The era of Mike Hailwood, Geoff Duke, Jim Redman and Giacomo Agostini is often seen as the greatest period in motorcycle racing, but you’ll also find plenty of people (particularly in the UK and U.S) looking to the days of Sheene, and Roberts. Then again, the 1980s saw the battles between Eddie Lawson, Wayne Rainey, Wayne Gardner and Kevin Schwantz, before the decade dominance of Mick Doohan was followed by the Rossi era. And now we have Lorenzo, Pedrosa and particularly Marquez battling at every race.
So which period of motorcycle racing is the best?
The best motorcycle racing era – The definitive answer:
The answer is actually extremely simple, if you’re willing to admit it. The golden age of motorcycle racing is the time when you first started going to watch races and enjoyed it the most.
Like your first true love, whether on two wheels or two legs, there was the thrill of getting to the circuit and hearing the noise of bikes circulating during practice. The joy of turning up somewhere where the car park saw the motorcycles outnumber cars. And the knowledge you could spend a day talking about bikes without someone feeling the need to quote accident statistics at you – generally not even on the Bikesafe stand where the police are more interested in talking about improving your riding and seeing if they can watch some of the racing if they stand in the right spot.
Brands Hatch will always be the best UK circuit in my opinion. Regardless of the natural amphitheatre around the Indy circuit, or the dramatic crowd noise as bikes reappear under the bridge, or the space you can always find by tracking out to the back of the track, none of those reasons are why I’ll pick it above Donington, Silverstone, Cadwell etc.
It’s because it’s completely linked with watching BSB and WSB with my dad and mates, having usually survived a hungover pillion ride, and an underage hair of the dog – still young enough to imagine that I could have a go at racing one day, enjoying tracking the performances of as many riders in as many classes as possible, and the bikes I hoped to own in the future.
And because years later I was able to mix working in the paddock, and the pleasures of an air-conditioned press office, with nipping out to catch up with my mates and a pint. There’s a definite difference between dodging scooters piled with tyres when you have a purpose for being there and mooching through with the rest of the crowds. I still remember being at Oulton Park long after even the race transporters had left, drinking a beer found in a fridge and then having to climb over a gate to leave with a colleague.
Racing changes, people don’t:

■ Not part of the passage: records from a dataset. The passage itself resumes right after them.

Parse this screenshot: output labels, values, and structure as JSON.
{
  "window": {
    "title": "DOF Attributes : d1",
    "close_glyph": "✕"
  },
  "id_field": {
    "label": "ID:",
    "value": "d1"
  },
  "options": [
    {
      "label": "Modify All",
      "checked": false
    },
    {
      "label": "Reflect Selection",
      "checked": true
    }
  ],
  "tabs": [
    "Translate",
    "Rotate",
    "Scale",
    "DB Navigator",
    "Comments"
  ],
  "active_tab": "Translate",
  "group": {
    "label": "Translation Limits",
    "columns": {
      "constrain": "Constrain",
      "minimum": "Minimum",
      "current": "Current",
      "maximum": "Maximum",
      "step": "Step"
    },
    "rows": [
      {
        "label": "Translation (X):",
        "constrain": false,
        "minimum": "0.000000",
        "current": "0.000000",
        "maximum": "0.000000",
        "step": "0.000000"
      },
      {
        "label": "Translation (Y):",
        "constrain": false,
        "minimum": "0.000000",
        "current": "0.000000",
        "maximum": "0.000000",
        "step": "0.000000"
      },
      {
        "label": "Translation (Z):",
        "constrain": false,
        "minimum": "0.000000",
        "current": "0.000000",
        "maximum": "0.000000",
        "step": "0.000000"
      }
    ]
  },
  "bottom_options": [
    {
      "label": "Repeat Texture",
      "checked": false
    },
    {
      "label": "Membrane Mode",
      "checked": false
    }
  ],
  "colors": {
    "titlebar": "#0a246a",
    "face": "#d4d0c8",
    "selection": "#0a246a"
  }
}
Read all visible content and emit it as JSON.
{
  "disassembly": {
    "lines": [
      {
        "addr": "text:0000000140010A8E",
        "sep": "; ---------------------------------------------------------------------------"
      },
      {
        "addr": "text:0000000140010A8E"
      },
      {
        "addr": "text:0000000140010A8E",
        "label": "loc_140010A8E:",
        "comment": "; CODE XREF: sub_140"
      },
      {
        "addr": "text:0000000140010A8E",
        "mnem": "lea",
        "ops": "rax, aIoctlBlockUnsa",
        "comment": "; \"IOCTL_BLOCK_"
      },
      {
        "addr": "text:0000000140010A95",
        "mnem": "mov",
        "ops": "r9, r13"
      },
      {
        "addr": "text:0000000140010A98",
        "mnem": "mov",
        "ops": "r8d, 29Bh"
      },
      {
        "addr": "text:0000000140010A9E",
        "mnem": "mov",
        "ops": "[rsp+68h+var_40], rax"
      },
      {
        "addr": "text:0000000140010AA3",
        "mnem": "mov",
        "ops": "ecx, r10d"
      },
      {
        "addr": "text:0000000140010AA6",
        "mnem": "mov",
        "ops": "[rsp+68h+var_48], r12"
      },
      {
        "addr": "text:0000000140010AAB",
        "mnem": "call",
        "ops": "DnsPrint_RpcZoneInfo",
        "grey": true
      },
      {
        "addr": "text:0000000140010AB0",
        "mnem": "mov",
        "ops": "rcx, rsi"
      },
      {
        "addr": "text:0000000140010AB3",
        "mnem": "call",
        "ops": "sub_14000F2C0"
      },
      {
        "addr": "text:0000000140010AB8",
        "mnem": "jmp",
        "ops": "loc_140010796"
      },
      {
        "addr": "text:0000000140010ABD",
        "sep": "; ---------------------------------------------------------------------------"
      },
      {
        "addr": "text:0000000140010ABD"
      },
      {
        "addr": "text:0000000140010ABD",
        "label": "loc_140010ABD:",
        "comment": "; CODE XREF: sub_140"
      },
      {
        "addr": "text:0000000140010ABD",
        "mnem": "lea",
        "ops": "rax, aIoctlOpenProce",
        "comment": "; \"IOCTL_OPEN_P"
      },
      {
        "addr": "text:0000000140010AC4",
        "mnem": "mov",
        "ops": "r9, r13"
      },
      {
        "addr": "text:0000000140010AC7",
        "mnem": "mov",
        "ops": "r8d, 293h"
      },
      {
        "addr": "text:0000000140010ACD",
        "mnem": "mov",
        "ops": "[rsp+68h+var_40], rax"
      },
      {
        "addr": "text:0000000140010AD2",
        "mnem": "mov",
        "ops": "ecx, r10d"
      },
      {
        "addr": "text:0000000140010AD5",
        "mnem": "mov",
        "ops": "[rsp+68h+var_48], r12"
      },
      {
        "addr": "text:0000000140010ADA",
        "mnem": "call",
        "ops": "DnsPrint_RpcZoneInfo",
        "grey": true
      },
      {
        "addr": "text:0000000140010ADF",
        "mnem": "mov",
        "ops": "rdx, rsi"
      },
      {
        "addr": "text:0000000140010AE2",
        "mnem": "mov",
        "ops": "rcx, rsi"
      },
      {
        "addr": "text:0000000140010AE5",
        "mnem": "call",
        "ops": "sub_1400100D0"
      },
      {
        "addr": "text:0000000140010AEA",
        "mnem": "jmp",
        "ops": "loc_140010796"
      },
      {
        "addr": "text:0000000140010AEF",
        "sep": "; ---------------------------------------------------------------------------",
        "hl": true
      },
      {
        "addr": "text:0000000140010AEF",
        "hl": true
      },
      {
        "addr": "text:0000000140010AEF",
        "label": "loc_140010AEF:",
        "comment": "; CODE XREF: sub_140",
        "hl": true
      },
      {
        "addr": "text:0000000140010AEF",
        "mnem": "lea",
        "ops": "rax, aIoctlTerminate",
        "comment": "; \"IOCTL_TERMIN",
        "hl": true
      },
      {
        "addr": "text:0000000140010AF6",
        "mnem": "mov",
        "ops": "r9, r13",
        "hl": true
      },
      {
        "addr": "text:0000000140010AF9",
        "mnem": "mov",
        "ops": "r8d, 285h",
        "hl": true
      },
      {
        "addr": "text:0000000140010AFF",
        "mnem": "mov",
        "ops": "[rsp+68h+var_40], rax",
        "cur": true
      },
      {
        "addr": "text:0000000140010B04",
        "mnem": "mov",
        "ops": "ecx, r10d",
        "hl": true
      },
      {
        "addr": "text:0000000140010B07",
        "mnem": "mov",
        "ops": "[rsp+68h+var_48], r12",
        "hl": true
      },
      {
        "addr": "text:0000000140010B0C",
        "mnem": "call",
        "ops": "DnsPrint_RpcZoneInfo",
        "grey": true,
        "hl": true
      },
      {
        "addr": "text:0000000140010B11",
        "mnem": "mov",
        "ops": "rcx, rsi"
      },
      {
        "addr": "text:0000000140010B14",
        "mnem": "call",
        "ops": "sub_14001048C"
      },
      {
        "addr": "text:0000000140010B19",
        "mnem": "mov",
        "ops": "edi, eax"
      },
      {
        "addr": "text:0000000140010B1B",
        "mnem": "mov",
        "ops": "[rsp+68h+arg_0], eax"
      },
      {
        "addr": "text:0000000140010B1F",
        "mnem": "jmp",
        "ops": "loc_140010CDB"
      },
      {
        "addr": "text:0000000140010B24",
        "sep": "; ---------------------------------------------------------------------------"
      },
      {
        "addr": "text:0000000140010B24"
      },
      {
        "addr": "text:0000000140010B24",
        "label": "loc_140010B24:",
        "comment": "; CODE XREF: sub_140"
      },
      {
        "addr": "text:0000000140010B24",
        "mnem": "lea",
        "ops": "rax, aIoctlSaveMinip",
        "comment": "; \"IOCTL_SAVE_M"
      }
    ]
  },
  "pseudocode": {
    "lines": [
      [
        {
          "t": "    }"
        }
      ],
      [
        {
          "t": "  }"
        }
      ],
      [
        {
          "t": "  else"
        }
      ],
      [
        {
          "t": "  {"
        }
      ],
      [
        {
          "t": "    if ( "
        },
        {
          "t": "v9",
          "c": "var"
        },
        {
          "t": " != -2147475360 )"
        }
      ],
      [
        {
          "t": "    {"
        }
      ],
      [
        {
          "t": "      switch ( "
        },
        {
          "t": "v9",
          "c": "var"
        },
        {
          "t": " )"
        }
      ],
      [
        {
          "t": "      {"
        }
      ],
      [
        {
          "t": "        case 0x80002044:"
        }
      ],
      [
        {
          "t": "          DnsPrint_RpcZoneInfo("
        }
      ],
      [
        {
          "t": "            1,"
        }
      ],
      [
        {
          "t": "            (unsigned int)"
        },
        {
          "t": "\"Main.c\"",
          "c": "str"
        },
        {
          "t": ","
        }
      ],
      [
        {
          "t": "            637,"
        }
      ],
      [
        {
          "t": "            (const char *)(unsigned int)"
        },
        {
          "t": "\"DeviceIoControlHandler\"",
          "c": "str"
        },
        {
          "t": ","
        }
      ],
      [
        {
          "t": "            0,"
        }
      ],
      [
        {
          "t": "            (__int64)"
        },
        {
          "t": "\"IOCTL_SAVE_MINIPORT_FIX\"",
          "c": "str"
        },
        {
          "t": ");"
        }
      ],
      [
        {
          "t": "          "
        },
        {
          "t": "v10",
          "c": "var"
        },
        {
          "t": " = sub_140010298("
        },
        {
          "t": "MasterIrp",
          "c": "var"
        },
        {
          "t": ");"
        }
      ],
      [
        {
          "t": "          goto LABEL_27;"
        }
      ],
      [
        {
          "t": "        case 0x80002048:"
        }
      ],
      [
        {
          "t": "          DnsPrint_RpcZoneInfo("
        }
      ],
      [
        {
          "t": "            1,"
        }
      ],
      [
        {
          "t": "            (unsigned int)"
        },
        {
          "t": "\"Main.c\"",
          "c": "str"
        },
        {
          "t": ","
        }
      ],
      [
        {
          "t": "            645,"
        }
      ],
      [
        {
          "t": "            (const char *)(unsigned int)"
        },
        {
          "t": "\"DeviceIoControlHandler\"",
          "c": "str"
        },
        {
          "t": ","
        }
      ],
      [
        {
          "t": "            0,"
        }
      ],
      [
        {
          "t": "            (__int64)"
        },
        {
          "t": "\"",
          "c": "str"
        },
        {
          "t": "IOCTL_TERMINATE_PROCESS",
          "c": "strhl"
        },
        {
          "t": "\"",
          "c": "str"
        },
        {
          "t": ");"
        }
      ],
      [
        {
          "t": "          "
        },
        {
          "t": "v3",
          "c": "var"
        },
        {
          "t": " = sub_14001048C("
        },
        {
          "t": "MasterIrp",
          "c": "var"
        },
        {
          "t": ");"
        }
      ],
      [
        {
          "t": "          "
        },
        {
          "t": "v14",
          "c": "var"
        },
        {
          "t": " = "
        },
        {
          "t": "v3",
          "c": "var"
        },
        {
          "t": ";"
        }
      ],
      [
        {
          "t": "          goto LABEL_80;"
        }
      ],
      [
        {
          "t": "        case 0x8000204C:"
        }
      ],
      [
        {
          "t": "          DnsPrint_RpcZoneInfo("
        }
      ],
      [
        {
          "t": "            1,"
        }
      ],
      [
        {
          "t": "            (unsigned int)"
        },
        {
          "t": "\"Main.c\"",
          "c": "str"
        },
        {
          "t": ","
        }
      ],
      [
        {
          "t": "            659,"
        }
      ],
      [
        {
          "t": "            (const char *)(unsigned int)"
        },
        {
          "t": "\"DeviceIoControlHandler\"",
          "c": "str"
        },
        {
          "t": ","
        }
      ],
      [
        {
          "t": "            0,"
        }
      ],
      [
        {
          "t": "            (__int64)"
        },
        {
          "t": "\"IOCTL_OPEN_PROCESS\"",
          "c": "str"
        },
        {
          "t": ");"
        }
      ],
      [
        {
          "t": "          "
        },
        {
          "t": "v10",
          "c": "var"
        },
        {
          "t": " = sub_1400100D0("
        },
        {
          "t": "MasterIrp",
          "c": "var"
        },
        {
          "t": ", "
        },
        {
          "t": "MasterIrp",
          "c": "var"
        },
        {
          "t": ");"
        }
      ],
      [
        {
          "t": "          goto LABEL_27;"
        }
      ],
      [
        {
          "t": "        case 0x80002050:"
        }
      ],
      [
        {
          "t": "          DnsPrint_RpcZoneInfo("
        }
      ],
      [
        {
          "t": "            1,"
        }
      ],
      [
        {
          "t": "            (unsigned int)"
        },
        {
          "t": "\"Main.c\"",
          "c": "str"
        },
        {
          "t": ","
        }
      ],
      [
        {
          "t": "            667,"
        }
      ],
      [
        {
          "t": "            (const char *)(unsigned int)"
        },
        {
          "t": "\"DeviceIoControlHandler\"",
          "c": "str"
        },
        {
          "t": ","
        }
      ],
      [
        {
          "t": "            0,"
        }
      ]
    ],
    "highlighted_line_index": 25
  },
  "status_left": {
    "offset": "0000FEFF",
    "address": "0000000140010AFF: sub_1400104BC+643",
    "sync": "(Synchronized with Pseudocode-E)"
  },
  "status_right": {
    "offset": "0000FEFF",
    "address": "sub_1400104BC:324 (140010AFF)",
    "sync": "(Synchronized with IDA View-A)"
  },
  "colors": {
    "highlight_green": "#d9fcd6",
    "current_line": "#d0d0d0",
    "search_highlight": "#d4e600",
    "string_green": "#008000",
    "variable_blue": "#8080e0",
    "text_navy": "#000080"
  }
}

Of course, racing has evolved over the years. Pudding basin helmets and hay bales have been replaced by air fences and media-trained riders who ensure they are wearing the right baseball caps and watches for their sponsors as soon as they are in parc ferme. But try explaining that racing was better in the old days to a 15-year-old screaming themselves hoarse to support Scott Redding at Silverstone last weekend. Or better yet, let them build their own golden age of racing to bore their kids with in 20+ years.